(App and web page records)
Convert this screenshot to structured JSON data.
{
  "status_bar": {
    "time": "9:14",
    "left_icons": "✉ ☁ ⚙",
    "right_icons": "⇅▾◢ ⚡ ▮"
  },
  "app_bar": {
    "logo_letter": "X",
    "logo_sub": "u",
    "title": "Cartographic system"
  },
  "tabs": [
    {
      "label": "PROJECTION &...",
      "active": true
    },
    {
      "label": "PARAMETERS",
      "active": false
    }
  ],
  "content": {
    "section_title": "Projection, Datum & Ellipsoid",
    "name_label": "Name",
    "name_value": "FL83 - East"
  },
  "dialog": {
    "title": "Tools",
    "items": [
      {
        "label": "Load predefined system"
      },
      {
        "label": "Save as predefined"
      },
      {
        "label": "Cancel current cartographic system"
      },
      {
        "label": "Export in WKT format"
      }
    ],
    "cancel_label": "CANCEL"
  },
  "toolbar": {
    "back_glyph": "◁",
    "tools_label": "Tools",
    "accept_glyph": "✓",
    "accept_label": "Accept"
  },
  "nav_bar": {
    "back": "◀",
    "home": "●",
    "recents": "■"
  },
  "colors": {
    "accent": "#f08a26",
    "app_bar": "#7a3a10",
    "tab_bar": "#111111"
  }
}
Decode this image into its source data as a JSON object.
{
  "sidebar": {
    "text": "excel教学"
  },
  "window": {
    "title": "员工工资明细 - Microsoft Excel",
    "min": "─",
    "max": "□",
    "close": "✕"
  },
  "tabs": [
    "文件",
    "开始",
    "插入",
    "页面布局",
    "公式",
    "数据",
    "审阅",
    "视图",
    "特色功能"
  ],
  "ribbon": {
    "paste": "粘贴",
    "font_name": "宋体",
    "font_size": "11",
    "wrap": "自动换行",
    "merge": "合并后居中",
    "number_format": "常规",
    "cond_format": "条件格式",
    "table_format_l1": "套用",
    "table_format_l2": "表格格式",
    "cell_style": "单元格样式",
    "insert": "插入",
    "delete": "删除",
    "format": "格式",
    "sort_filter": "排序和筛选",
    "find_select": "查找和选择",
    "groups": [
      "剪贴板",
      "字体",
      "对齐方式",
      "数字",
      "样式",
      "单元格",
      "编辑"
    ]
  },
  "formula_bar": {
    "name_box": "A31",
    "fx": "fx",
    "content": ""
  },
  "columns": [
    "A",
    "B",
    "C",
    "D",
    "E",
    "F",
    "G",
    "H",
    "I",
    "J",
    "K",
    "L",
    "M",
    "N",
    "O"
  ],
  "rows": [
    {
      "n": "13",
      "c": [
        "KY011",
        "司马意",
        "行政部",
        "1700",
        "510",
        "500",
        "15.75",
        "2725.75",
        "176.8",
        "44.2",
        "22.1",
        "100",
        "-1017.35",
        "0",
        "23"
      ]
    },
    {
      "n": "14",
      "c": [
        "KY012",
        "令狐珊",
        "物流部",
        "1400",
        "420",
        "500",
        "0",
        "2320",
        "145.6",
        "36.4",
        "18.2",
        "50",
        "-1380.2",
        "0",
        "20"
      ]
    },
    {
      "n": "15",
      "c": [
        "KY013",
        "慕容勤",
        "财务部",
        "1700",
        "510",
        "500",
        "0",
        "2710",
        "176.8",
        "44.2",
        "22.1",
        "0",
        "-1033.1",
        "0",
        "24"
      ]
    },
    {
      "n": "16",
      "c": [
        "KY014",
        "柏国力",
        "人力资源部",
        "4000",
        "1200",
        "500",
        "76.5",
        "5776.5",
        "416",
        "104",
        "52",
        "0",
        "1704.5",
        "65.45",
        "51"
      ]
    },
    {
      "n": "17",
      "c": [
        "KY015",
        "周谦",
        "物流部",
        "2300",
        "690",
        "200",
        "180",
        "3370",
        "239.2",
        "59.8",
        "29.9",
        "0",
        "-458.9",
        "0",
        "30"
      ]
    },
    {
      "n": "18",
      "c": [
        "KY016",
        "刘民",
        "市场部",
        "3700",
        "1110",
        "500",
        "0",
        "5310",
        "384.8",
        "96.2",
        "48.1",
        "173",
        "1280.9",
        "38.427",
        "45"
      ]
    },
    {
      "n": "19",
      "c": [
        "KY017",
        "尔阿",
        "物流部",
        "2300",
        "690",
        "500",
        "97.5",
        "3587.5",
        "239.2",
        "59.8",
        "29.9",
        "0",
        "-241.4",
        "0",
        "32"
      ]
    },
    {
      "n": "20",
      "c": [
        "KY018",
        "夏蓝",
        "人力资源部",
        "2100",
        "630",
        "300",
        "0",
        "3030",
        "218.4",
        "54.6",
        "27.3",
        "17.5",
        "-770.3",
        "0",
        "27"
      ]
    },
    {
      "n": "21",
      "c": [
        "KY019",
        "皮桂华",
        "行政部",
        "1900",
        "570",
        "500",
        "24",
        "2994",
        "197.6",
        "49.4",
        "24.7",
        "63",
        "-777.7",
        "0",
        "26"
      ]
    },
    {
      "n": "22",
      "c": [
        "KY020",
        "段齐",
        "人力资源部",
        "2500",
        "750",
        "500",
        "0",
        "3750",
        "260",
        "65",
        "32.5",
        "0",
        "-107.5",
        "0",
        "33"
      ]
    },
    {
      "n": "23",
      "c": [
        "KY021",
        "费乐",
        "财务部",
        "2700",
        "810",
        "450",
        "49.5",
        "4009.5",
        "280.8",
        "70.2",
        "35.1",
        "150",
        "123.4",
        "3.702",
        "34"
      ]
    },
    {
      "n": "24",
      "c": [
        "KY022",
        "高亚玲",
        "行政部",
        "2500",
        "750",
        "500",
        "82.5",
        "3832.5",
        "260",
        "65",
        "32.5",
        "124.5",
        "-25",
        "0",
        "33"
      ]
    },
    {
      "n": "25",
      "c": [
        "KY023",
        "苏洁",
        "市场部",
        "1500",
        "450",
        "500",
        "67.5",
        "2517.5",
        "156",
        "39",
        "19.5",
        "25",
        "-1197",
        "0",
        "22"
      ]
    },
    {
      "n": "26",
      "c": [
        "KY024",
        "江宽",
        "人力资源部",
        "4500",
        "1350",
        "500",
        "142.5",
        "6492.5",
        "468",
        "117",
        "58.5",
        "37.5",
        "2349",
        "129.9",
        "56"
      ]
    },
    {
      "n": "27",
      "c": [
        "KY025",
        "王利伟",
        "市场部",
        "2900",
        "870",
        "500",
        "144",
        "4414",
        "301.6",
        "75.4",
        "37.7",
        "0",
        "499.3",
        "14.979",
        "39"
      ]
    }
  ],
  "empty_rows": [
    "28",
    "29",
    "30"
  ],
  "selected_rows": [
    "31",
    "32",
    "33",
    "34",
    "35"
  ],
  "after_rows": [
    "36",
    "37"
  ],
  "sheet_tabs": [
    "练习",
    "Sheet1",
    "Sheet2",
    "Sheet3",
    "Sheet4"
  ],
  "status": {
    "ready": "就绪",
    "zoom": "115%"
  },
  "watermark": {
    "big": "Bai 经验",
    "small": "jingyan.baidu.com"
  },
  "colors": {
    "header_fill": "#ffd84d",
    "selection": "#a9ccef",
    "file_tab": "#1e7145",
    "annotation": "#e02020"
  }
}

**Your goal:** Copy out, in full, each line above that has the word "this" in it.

**Task result:**
Convert this screenshot to structured JSON data.
Decode this image into its source data as a JSON object.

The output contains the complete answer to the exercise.